Paul Ramírez Jonas was born in Pomona, Calif., in 1965 and raised in Honduras. Educated at Brown University (BA, 1987) and Rhode Island School of Design (MFA, 1989), Ramírez Jonas currently lives and works in Brooklyn.

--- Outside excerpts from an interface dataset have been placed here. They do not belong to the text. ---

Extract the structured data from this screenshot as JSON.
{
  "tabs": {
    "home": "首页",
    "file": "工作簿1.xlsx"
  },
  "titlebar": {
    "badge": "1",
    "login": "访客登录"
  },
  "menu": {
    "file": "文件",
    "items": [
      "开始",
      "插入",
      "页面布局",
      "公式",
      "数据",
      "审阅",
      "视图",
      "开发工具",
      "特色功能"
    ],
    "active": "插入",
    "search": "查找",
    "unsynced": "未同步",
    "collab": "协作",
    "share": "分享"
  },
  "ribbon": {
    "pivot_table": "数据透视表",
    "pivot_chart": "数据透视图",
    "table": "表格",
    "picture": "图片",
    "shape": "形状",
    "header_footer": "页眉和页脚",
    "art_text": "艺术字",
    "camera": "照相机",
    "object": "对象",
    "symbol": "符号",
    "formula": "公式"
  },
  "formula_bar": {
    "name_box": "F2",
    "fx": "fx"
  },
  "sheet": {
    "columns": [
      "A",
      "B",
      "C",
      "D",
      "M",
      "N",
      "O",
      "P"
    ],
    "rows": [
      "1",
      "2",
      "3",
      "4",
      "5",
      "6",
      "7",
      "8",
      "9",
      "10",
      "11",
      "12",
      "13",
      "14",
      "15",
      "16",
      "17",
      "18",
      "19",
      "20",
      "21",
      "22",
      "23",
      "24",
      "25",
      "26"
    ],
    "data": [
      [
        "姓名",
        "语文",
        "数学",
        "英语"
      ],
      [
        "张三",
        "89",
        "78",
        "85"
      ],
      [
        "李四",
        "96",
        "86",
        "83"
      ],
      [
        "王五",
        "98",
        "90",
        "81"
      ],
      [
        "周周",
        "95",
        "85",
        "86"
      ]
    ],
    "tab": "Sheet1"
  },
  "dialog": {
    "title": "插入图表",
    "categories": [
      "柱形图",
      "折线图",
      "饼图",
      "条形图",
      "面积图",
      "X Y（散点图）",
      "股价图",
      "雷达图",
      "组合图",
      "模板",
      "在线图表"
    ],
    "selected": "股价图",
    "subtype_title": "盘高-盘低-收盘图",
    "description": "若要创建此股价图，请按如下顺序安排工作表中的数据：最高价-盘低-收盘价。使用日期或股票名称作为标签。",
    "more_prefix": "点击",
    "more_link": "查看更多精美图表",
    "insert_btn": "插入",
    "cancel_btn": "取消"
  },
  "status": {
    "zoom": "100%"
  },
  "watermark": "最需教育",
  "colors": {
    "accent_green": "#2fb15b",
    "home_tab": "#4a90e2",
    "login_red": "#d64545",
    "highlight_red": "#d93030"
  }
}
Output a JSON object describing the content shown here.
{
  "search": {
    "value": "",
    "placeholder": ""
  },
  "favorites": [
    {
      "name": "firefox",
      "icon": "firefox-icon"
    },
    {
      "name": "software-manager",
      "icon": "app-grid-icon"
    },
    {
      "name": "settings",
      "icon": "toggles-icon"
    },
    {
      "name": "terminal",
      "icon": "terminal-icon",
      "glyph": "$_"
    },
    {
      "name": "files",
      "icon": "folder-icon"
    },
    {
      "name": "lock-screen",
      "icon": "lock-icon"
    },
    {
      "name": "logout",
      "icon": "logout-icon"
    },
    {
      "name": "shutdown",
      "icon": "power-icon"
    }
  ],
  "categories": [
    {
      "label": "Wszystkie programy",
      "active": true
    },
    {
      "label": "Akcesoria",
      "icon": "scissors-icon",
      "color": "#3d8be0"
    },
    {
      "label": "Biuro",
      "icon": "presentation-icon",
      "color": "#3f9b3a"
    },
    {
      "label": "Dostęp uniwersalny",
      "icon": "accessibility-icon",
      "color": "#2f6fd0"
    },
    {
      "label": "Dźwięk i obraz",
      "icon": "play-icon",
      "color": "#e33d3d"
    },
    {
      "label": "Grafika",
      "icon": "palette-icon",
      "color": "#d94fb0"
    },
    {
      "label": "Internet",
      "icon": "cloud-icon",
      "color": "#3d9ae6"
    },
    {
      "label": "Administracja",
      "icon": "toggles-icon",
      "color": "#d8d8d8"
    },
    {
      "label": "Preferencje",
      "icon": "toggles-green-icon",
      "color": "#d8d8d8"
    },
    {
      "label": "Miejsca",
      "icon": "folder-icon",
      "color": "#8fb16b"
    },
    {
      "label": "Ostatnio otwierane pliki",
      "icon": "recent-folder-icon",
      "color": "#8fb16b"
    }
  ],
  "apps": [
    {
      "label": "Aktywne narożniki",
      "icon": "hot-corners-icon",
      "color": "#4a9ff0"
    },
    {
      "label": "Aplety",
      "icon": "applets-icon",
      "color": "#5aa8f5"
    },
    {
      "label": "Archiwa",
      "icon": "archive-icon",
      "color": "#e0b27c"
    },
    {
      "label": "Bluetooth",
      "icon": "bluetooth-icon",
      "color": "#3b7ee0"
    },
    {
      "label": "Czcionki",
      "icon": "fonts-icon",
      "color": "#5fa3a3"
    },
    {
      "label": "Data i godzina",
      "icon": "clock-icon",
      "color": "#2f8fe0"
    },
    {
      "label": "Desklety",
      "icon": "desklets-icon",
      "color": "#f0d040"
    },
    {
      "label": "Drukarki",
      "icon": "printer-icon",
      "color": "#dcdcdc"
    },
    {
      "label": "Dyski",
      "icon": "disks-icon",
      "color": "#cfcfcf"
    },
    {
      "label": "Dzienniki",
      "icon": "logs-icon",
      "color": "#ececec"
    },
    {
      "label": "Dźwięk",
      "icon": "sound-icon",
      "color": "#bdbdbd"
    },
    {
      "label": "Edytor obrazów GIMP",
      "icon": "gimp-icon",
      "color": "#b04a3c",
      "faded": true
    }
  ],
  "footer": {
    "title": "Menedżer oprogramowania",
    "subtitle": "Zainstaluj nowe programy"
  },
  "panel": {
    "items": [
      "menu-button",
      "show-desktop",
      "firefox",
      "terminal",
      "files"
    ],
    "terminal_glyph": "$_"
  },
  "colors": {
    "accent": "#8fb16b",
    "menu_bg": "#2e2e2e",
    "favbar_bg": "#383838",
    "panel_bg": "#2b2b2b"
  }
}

Over the last twenty-five years, Ramírez Jonas has created works that range from large-scale public installations and monumental sculptures to intimate drawings, performances and videos. Through his practice he seeks to challenge the definitions of art and the public and to engineer active audience participation and exchange. His 2010 Creative Time project, Key to the City, for example, involved 20,000 participants and centered around a key as a vehicle for exploring social contracts pertaining to trust, access, and belonging. Keys have featured repeatedly in his work as symbols of access and exclusion, public and private ownership. Multiples based on everyday objects such as coins also are a reoccurring motif allowing the artist to question notions of value, circulation and societal rituals or behaviors.
In addition to conceiving public projects, both permanent (eg. Taylor Square, Cambridge, Mass., 2005) and temporary (eg., Public Trust, Boston, 2016), Ramírez Jonas has been the subject of numerous solo exhibitions at venues including, Museo Jumex, Mexico City (2018), The New Museum (2017), the Aldrich Contemporary Art Museum, Ridgefield, Connecticut (2008); the Jack S. Blanton Museum of Art, Austin, Texas (2007); and the Ikon Gallery, Birmingham, UK (2004). His work has also been presented in major group exhibitions, such as Crossing Brooklyn, at the Brooklyn Museum, Brooklyn, NY, Under the Same Sun, the Solomon R. Guggenheim Museum, New York (2014) and Residue of Memory, Aspen Art Museum (2012), as well as at Biennales in Central America (2016), Porto Alegre (2009 and 2012), Venice (2009), Shanghai (2006), Seoul (2000), and Johannesburg (1995).
He is currently an Associate Professor at Hunter College, where he has been since 2007 and is represented Galeria Nara Roesler in Sao Paulo.
The program will begin at 5:30 p.m. at Griffin Hall at 844 Main St. on the Williams College campus. A reception will follow at 6:30 p.m. at WCMA Summer Space at 76 Spring St.